Corporations, venture capital firms, and private equity firms have already invested more than $120 billion in the metaverse in the first five months of 2022, more than double the $57 billion invested in all of 2021, McKinsey found. Large technology companies are the biggest investors, but small companies and companies with household names have also staked a claim, including Nike, Tommy Hilfiger, Balenciaga, and Forever 21.
Grungo explained that real estate in the metaverse is a non-fungible token (NFT), a piece of data recorded on the blockchain and can be sold or traded.
The public’s knowledge of NFTs is generally shallow. Many just think of them as digital artwork, perhaps the best known and most popular being Bored Ape Yacht Club. BAYC is a collection of 10,000 unique Bored Ape NFTs on the Ethereum cryptocurrency blockchain. As of June 22, one Bored Ape goes for 84 ETH, or $91,549.04.
NFTs are much more than that, though, explained Grungo. At least, their potential is higher.
“The real importance of NFTs is that you’ll be able to take any important document and make it an NFT. Think of it. Your will would be on the blockchain and you’ll be able to say, ‘this is mine.’ It’s not like scanning your insurance policy and putting it in a folder. It’s going on the blockchain,” Grungo said.
New York City CPA firm Prager Metis, with New Jersey locations in Hackensack, Cranbury and Basking Ridge, became the first CPA firm to open a metaverse office in January.
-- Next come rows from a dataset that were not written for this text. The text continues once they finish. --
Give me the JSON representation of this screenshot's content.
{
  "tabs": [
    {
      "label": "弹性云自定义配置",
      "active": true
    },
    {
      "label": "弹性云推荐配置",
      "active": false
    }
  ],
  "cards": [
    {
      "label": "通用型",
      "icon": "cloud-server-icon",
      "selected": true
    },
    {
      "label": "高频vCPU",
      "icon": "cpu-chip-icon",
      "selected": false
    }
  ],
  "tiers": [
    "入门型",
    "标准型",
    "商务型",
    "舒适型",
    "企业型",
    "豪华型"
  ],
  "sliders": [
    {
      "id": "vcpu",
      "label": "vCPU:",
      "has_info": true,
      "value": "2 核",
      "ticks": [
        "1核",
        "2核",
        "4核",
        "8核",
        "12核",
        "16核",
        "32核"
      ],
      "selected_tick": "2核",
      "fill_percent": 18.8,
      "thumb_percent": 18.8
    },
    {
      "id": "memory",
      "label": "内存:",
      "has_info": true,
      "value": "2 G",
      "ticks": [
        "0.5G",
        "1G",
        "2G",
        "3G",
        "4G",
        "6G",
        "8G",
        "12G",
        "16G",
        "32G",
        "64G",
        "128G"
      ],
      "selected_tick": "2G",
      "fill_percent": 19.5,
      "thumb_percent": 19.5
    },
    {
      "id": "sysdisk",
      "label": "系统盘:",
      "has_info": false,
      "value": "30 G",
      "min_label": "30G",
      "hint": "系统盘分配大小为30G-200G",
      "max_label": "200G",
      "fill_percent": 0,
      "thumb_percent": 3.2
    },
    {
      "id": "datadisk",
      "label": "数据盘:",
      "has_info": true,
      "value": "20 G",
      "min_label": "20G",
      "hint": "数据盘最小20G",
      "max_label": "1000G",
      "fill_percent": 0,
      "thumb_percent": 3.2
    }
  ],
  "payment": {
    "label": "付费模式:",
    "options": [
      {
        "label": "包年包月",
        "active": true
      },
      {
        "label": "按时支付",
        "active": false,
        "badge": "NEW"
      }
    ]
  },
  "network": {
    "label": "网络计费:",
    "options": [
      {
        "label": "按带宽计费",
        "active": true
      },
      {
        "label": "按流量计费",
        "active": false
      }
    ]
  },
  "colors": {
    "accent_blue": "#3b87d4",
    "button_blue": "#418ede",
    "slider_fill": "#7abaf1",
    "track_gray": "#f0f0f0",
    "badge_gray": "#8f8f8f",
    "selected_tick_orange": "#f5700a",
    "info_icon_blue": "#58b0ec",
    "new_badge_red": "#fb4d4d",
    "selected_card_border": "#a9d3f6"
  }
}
Its office is also located in Decentraland at coordinates 18, 144.
“The opening of a metaverse office reflects Prager Metis’ belief that the metaverse will be the future and technology will continue to influence the way the world operates,” said CEO Glenn Friedman in a statement. “Our new Metaverse headquarters will serve as a bridge between traditional and digital and offer valuable real world financial services to the metaverse. Our presence in the metaverse shows how serious we are about our vision for the future and supports our belief that there is a tremendous need for financial expertise and resources in the evolving digital world.”
Grungo credits the opening of his firm’s Decentraland office at parcel -136, 150 with having “created a lot more relationships and set us up for if we have a future client who wants to connect that way.”
“No one’s showed up yet to sign up [for personal injury legal services in the metaverse] but it’s generated a lot of interesting relationships and it’s just a matter of time before there’s a lot of people, particularly Gen Z, in this space,” he said.
He is collecting rent checks, though: Grungo Colarulo created a separate company to help other firms set up in the metaverse and built two towers there, at 37, -58: the Unitas Tower and Veritas Tower. At least six other firms are leasing space in these towers, including four New Jersey firms, a Connecticut firm, and two Ohio firms.
The two towers will eventually be joined by Caritas Tower, a third tower dedicated and donated to law-related charities and legal aid services.
Grungo said LawCity was created to lower the barrier to entry into the metaverse, allowing firms to set up there without having the develop their space, so they could jump into the metaverse with less risk and challenge.
For now, Grungo said his firm is playing the long game. It’s not about making money now. It’s about testing concepts. For other businesses, the most important thing is to do their own research.
“You need to do your own research to understand the vocabulary in this space. Once you provide yourself that basic level of research and info, you need to move slow. There’s opportunity here,” he explained. “But do not think of this world as a lift and shift of your current operations. It’s not just like creating a website, which is what everyone was doing 20 years ago. This is a much more immersive experience. It’s going to require more creativity.”